What to produce -> Return the records exactly, keeping every line as it is.

Records shown ->
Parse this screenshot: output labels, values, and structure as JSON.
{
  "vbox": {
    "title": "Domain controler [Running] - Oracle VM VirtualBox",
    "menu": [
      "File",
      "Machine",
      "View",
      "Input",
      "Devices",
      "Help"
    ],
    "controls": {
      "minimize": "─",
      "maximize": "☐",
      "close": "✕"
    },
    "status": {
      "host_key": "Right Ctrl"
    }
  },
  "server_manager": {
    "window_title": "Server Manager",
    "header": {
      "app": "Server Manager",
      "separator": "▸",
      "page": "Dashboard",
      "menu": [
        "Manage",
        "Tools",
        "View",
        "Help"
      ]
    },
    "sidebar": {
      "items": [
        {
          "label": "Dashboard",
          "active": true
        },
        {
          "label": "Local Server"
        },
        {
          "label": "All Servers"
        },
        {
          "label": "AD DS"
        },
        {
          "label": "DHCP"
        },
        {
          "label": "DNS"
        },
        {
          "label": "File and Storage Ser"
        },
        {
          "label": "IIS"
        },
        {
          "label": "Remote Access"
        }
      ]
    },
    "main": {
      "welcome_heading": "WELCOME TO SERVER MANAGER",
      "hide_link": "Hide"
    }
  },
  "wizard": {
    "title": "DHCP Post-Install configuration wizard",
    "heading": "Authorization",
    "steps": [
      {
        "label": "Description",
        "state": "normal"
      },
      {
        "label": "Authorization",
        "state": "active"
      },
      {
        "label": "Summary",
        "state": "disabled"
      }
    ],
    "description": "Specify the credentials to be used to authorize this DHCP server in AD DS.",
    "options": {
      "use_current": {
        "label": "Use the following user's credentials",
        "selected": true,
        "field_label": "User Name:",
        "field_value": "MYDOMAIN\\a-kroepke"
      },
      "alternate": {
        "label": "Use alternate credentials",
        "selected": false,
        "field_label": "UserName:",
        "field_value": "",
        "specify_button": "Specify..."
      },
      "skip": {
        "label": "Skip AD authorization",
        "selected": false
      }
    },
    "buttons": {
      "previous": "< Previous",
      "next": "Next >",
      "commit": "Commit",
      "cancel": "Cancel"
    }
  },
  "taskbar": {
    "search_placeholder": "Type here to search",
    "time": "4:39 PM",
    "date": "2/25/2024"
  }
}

Output below ->
Parse this screenshot: output labels, values, and structure as JSON.
{
  "vbox": {
    "title": "Domain controler [Running] - Oracle VM VirtualBox",
    "menu": [
      "File",
      "Machine",
      "View",
      "Input",
      "Devices",
      "Help"
    ],
    "controls": {
      "minimize": "─",
      "maximize": "☐",
      "close": "✕"
    },
    "status": {
      "host_key": "Right Ctrl"
    }
  },
  "server_manager": {
    "window_title": "Server Manager",
    "header": {
      "app": "Server Manager",
      "separator": "▸",
      "page": "Dashboard",
      "menu": [
        "Manage",
        "Tools",
        "View",
        "Help"
      ]
    },
    "sidebar": {
      "items": [
        {
          "label": "Dashboard",
          "active": true
        },
        {
          "label": "Local Server"
        },
        {
          "label": "All Servers"
        },
        {
          "label": "AD DS"
        },
        {
          "label": "DHCP"
        },
        {
          "label": "DNS"
        },
        {
          "label": "File and Storage Ser"
        },
        {
          "label": "IIS"
        },
        {
          "label": "Remote Access"
        }
      ]
    },
    "main": {
      "welcome_heading": "WELCOME TO SERVER MANAGER",
      "hide_link": "Hide"
    }
  },
  "wizard": {
    "title": "DHCP Post-Install configuration wizard",
    "heading": "Authorization",
    "steps": [
      {
        "label": "Description",
        "state": "normal"
      },
      {
        "label": "Authorization",
        "state": "active"
      },
      {
        "label": "Summary",
        "state": "disabled"
      }
    ],
    "description": "Specify the credentials to be used to authorize this DHCP server in AD DS.",
    "options": {
      "use_current": {
        "label": "Use the following user's credentials",
        "selected": true,
        "field_label": "User Name:",
        "field_value": "MYDOMAIN\\a-kroepke"
      },
      "alternate": {
        "label": "Use alternate credentials",
        "selected": false,
        "field_label": "UserName:",
        "field_value": "",
        "specify_button": "Specify..."
      },
      "skip": {
        "label": "Skip AD authorization",
        "selected": false
      }
    },
    "buttons": {
      "previous": "< Previous",
      "next": "Next >",
      "commit": "Commit",
      "cancel": "Cancel"
    }
  },
  "taskbar": {
    "search_placeholder": "Type here to search",
    "time": "4:39 PM",
    "date": "2/25/2024"
  }
}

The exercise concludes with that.